And This is A Soulful House Record
And it’s soulful House that Terry’s best known for making (and playing) today.
“I tell a lot of people, soulful House can be your business card to DJing,” he says. “You might not make much money these days with these kinds of records, unless you get that one that really becomes a hit. But it can keep your name out there. I keep the releases coming and hopefully it forms a well that never ends. I was blessed in that T’s Box had a few #1s this year. There was one with Chantay Savage, the HD project with Mike Dunn went to #1, the John Legend remixes for ‘All of Me’ went to #1…
“Right now we have a single out with Jennifer Hudson and urban radio is eating it up. That track was originally for R. Kelly, believe it or not. And as I’m sure everyone has heard, R. Kelly is making a House album and we’re working on that.
“‘It’s Your World’ has become an Urban AC hit. It’s on V103 and radio stations East to West have added it. This is a soulful House record. It isn’t a cheesy record.
“Some of these vocalists and mainstream artists are watching this and – no disrespect for anyone – but they’re realizing they don’t need to pay a ton of money to a commercial EDM artist to remix their songs. I mean it freaks me out that Wayne [Williams] and I are sitting in on phone calls with Clive Davis about working with Aretha Franklin. I hang up the phone and I’m like, Is this happening? That might not mean much to anyone else but that blows my mind.”
It Only Takes One of Us
Every record Terry makes, it seems, he makes with a group of friends. When we talk about the Chosen Few, the first thing he mentions is how great it is that all of them are friends after all these years. When the conversation turns to Bang Sundays, he’s quick to credit the strange longevity of the night to his team and the Shrine’s Joe Russo and Lo Grayson – “one club owner and manager believing in what we do.”
[quote align=”right” color=”#999999″] As I’m sure everyone has heard, R. Kelly is making a House album and we’re working on that… [/quote]

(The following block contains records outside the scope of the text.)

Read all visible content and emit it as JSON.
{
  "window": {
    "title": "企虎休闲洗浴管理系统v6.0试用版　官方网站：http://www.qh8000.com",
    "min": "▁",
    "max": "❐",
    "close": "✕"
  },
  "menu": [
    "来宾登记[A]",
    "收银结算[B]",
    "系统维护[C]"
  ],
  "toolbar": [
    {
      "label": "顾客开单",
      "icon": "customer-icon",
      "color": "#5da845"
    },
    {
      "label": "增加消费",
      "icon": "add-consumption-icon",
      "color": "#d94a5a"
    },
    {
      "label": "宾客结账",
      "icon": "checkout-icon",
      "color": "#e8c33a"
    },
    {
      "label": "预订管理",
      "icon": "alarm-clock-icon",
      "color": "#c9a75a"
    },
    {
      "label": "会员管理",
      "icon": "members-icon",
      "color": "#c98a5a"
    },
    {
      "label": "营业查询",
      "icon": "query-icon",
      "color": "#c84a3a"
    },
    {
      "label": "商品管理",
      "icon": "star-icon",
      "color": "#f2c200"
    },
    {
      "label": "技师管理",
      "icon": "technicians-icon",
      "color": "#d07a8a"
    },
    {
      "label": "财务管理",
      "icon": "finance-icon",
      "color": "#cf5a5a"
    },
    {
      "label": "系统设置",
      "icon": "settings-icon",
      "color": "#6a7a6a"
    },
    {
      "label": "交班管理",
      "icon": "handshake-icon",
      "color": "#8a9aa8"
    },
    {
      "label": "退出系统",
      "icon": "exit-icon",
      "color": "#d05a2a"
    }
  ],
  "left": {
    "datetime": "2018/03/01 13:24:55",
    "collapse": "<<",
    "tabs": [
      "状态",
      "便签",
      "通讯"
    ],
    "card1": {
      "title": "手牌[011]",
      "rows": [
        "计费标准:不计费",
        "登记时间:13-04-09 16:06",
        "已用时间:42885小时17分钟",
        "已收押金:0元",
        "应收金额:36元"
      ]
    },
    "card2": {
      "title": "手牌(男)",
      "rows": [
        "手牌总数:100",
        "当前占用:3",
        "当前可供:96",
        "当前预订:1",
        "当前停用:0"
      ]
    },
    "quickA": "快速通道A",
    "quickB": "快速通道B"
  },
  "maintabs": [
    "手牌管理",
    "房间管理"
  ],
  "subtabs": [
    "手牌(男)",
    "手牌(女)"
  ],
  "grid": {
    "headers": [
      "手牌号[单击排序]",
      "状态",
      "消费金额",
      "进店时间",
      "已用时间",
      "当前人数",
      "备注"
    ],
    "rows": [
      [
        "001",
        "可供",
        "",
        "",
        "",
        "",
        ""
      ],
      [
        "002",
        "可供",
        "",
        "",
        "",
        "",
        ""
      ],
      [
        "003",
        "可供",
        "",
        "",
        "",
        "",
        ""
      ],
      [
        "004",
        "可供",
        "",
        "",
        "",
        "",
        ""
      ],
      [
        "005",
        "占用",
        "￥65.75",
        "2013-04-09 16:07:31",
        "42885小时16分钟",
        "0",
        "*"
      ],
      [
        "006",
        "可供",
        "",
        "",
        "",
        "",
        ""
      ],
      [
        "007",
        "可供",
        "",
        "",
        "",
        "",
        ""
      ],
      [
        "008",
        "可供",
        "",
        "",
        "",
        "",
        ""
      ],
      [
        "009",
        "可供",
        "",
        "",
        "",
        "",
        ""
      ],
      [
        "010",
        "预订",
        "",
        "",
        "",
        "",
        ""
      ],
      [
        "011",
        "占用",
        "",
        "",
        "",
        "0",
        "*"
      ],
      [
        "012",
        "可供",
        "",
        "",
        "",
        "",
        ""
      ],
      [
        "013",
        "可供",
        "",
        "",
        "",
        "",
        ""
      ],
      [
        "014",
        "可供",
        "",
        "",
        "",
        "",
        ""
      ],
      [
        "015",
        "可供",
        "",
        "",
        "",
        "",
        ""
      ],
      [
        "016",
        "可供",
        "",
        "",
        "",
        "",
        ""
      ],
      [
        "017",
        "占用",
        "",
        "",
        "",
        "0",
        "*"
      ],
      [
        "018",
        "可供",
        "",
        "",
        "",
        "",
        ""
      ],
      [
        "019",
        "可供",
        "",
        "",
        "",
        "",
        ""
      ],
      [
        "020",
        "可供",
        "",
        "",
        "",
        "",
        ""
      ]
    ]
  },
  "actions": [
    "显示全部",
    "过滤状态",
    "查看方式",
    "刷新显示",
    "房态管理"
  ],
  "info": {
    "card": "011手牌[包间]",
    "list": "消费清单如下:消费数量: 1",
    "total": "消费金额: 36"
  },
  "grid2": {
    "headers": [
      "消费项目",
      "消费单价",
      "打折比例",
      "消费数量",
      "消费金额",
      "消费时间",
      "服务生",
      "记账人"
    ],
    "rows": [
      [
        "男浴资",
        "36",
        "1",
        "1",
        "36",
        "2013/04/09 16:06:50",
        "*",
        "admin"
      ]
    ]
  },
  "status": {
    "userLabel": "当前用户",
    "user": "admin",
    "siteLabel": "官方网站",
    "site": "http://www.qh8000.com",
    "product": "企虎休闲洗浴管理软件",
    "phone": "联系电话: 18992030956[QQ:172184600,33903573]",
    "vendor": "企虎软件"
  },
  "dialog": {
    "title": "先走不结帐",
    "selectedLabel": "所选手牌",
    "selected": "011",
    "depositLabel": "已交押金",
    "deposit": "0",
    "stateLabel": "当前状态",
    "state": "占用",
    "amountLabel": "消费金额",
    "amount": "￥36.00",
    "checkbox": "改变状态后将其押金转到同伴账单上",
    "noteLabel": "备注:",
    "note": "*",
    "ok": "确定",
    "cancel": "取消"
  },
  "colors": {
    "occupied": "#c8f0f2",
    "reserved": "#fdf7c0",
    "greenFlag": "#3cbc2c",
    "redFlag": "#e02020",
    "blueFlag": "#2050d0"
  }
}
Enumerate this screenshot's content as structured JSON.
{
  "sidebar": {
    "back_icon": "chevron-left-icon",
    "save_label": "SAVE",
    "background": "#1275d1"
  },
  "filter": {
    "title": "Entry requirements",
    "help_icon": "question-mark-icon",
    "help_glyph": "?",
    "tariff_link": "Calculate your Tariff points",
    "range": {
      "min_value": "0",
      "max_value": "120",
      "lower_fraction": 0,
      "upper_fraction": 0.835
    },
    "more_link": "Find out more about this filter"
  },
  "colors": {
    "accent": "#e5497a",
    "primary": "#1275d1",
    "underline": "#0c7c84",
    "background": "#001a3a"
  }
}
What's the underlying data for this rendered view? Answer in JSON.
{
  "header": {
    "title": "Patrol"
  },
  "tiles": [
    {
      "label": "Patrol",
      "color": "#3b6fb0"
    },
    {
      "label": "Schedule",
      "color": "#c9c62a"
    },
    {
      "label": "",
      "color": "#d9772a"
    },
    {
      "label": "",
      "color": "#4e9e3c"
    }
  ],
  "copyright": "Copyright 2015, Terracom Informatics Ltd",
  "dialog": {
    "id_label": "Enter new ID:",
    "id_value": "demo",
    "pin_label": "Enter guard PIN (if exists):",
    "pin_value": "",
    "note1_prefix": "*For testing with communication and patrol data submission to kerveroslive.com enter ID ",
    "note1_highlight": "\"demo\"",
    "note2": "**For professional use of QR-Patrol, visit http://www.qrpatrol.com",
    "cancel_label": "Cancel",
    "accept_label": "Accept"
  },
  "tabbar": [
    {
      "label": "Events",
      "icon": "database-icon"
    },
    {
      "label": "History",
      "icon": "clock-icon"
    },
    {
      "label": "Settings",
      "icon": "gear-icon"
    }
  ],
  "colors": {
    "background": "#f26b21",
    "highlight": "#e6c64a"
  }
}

I still remember the first time I interviewed Terry Hunter for this magazine. He was on the road, but pushed his dinner aside to talk with me for two hours about his friend Armando. Those early years may not have been the best times of his life – Terry has a family, has seen great things happen – but those early years with friends, figuring things out, trying to outdo each other and helping each other along the way – you get the feeling he’s been recreating those experiences over and over again all along.
“It’s funny, I’ve never really thought about it that way,” he says. “But yeah, since Day One, I’ve always been working with other people. I think it comes from my grandparents. They raised me, and my grandfather used to say, ‘Tell me who your friends are and I’ll tell you who you are.’
“My whole life, I always wanted to surround myself with talented people who are positive and who are doing great things. If I’m not working for myself, I’m working for the team. It only takes one of us to make it for all of us to make it.”